» Input material:
::::
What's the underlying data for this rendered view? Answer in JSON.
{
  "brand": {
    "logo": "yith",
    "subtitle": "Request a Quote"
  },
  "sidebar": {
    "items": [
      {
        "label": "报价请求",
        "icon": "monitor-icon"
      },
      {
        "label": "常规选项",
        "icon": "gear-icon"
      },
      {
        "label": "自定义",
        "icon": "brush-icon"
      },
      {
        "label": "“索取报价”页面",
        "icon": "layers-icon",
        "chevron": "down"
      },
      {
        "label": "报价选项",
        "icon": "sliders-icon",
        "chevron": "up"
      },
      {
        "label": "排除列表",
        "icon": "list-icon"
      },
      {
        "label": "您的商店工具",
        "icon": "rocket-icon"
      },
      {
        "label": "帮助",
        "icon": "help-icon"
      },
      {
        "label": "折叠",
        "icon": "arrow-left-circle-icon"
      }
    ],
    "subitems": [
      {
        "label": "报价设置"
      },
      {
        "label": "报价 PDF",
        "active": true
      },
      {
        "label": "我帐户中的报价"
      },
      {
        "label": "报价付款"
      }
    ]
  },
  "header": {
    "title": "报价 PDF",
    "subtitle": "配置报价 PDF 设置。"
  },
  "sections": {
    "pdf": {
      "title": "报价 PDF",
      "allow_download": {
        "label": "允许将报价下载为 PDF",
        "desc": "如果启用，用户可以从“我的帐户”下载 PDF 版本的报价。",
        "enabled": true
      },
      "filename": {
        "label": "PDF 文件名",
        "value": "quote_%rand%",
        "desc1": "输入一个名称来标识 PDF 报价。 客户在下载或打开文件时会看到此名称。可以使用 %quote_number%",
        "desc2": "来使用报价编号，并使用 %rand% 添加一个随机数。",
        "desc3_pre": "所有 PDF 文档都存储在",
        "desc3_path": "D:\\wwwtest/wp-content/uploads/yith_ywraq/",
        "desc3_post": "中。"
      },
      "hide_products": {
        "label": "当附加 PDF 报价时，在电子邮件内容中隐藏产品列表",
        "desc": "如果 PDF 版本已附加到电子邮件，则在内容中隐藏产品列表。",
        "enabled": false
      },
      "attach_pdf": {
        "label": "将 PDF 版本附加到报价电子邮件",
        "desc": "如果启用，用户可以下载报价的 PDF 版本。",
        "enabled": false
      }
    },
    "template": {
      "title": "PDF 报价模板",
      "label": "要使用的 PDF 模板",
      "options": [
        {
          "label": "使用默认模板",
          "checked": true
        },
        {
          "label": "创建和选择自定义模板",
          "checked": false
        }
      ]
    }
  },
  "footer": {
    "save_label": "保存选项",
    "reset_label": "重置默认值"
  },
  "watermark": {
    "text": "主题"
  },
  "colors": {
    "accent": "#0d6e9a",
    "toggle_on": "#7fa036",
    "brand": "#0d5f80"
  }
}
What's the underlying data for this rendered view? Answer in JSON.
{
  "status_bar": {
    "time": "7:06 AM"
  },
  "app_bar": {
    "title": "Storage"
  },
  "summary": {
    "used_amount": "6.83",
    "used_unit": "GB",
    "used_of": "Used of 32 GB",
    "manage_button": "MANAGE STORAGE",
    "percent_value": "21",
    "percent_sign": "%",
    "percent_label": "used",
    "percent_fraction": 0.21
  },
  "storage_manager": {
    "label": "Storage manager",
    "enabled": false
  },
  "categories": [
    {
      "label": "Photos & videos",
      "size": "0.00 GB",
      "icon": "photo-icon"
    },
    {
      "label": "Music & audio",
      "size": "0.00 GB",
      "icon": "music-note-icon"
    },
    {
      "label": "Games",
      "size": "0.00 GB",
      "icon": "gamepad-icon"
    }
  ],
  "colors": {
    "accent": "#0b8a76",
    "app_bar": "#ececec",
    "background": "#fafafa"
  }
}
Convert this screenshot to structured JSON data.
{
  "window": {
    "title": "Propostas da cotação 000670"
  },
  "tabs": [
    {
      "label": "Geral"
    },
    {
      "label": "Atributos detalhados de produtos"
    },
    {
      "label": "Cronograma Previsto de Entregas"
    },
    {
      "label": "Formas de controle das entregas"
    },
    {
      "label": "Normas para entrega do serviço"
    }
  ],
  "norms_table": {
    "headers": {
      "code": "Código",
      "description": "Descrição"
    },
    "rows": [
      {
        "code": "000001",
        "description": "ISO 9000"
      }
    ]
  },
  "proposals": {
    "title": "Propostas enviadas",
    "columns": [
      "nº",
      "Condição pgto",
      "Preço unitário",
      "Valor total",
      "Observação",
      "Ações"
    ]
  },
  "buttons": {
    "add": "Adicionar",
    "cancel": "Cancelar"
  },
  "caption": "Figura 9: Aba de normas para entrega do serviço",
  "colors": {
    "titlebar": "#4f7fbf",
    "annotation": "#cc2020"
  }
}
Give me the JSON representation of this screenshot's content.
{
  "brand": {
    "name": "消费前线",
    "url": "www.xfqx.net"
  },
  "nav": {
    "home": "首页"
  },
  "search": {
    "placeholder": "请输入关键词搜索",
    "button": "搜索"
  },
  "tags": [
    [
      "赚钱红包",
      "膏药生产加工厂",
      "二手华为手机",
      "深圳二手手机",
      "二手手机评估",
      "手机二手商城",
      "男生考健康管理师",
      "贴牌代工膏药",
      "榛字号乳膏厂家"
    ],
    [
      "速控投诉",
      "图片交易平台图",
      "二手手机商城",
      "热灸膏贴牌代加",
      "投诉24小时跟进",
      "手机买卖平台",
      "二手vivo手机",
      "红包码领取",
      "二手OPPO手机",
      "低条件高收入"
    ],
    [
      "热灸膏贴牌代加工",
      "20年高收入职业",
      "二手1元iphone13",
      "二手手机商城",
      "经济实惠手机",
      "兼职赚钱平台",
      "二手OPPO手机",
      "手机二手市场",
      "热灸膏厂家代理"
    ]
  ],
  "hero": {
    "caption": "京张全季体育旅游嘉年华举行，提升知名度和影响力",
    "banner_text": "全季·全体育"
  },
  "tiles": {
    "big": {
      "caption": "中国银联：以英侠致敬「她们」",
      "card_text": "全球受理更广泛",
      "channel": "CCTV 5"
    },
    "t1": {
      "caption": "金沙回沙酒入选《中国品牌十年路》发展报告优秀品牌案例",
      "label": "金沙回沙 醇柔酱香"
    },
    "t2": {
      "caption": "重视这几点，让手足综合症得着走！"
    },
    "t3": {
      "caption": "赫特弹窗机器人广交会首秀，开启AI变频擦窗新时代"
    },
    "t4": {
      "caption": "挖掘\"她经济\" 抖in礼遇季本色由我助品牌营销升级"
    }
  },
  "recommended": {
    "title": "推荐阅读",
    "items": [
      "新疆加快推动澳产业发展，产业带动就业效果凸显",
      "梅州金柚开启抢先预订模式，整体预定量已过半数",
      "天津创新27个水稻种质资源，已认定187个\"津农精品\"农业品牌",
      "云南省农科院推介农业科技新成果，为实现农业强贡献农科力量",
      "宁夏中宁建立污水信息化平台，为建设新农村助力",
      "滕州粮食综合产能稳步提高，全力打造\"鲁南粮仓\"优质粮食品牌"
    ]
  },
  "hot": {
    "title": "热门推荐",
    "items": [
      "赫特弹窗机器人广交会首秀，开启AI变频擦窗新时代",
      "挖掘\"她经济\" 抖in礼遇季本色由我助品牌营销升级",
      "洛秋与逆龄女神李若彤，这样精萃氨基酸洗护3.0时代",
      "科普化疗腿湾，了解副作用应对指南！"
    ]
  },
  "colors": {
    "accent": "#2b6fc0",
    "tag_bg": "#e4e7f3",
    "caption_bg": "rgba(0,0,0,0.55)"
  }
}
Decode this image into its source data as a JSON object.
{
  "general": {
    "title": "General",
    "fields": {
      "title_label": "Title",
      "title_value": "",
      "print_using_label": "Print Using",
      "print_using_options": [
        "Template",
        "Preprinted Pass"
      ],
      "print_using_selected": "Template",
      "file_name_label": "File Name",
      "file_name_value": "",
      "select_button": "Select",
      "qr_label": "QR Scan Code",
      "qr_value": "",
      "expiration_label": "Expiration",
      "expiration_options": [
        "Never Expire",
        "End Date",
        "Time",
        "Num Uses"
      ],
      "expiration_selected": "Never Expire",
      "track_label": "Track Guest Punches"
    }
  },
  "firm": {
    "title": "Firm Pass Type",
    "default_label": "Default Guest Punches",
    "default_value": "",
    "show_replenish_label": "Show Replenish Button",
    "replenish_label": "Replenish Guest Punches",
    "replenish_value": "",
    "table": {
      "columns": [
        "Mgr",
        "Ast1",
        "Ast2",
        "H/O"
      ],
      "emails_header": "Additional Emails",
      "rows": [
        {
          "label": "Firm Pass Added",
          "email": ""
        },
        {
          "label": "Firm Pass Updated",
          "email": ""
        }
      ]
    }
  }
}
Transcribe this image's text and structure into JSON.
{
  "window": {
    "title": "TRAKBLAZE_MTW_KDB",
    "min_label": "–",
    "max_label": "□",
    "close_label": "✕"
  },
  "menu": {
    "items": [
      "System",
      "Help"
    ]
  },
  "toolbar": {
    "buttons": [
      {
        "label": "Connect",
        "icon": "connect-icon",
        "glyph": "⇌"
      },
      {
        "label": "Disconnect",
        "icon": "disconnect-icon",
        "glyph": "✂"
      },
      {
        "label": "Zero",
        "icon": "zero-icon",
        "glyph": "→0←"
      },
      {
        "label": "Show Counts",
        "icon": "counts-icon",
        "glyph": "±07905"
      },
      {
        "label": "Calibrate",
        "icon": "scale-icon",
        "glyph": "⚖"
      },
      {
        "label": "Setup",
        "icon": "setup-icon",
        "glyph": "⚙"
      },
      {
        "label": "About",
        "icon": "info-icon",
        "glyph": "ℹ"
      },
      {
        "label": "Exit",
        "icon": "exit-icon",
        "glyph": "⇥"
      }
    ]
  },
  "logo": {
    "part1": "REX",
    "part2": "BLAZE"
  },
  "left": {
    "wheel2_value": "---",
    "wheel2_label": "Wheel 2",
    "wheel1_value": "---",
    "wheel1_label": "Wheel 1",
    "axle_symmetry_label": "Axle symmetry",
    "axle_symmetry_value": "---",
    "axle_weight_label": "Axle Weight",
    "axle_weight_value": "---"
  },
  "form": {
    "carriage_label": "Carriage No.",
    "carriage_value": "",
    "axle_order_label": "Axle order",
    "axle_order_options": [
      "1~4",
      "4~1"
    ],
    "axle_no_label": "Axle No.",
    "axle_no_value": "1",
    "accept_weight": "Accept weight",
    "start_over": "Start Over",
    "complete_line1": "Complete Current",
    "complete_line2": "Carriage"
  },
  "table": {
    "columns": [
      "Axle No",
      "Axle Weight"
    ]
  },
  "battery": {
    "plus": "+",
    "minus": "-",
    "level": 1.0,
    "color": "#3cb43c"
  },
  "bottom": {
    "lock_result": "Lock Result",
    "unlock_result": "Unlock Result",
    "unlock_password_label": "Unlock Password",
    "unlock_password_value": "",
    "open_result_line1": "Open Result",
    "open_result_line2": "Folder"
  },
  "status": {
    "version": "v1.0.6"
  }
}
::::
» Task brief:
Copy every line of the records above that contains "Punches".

» Your response:
      "track_label": "Track Guest Punches"
    "default_label": "Default Guest Punches",
    "replenish_label": "Replenish Guest Punches",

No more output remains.